Bursting Your Bubble: Aaron Kampman Is Not A Great Fit

Adam HelmsingContributor IJune 4, 2009

GREEN BAY, WI - SEPTEMBER 09: Aaron Kampman #74 of the Green Bay Packers rushes against Jon Runyan #69 of the Philadelphia Eagles on September 9, 2007 at Lambeau Field in Green Bay, Wisconsin. The Packers defeated the Eagles 16-13. (Photo by Jonathan Daniel/Getty Images)

Let us start off with acknowledging that Aaron Kampman is a very good player. Notice I said good? Not great, not outstanding, not even the best player for the defense.

A solid producer for the Green Bay Packers for the past couple of year, but in my eyes, overrated in terms of ability.


Kampman can really be described in one word: hustle. He never quits on a play and refuses to believe that he can not get to the quarterback; his hustle truly makes him a good player.


And that is what any coach would want from his players, just look at those players who have the talent but don’t give their best (no names should really be required here; we all know who they are).


Remembering from my old football days, my coach told me, “Give the QB at least five seconds to get rid of the ball.” Kampman makes plays, yet a lot of them come after those five seconds or on his second chances.

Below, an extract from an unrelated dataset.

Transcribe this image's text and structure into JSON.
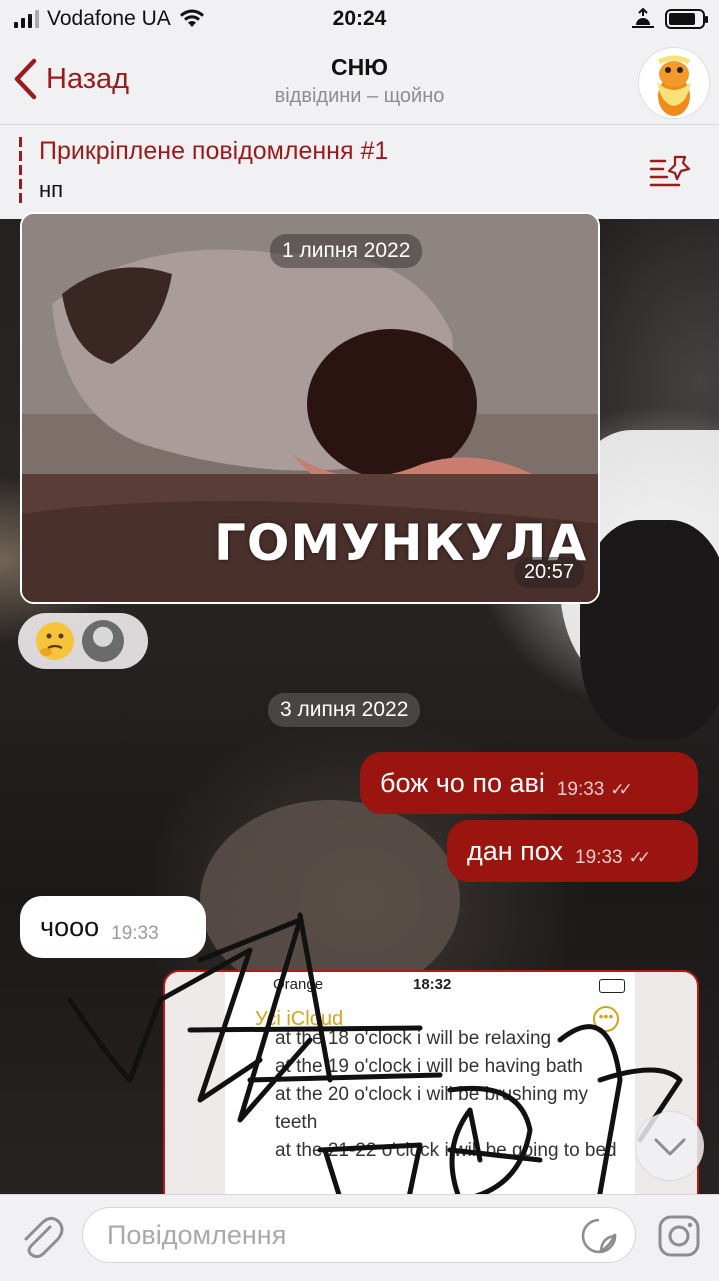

Perhaps my biggest observation is that when he is not in on the play, he is not part of the play, meaning that he does not consistently get to the QB. Most of his plays I am willing to give a lot of the credit to the defensive backs.


Still, this is what makes him a good player—he plays his hardest. Some games he is there, others he is invisible. Yes, Kampman is a good hustle player, and he was able to get away with that in his old 4-3 system, but now he could possibly be exposed in the 3-4 system that leans heavily on athletic linebackers; his new position.


Some people believe that outside linebacker will benefit Kampman in terms of sack production. From his stand up position, he will not blitz on every down and he will be able to add creativity to his defensive moves instead of his traditional bull through you move.


But he is not made for the position.


Look at last years sack leader: DeMarcus Ware 6'4", 262 pounds, a prototypical outside linebacker made for the 3-4. His combine results—4.56 in 40-yard dash, and could bench press 430 pounds.


Big and FAST.


2008 second place sack leader was also an outside linebacker: Joey Porter 6'3", 255 pounds, a slightly SMALLER backer then Ware, but still effective nontheless. His 40 time was at 4.68, and he benched 225 27 times.


Both guys, athletic, fast, strong and exactly what you want for an OLB in a 3-4 defense. 


Kampman happens to be close to Ware in terms of size at 6'4", 265 pounds, they are almost identical statistically. Yet, I’m sure we can all agree that Kampman is not built the same as Ware. Now, here is the kicker. Kampman’s 40 time...4.87, his max bench 420, big, but not fast.


Speed kills in the NFL.


These statistics are not the current player’s ability, but they are important still. Of course, he may have improved in all areas, but I know that it is easier to gain muscle then speed, and speed is what Kampman lacks. 


Still, let's be honest: There is more to a good player then his test time and bench press, knowledge, quickness, etc. all factor in. But, Kampman is not as quick as either of the two named players, although his smarts and knowledge may be, perhaps, greater. 


Once again I believe that Kampman can be a good player, but not a great one, the only difference from his last position is that he has no chance of developing into a great player from his new spot.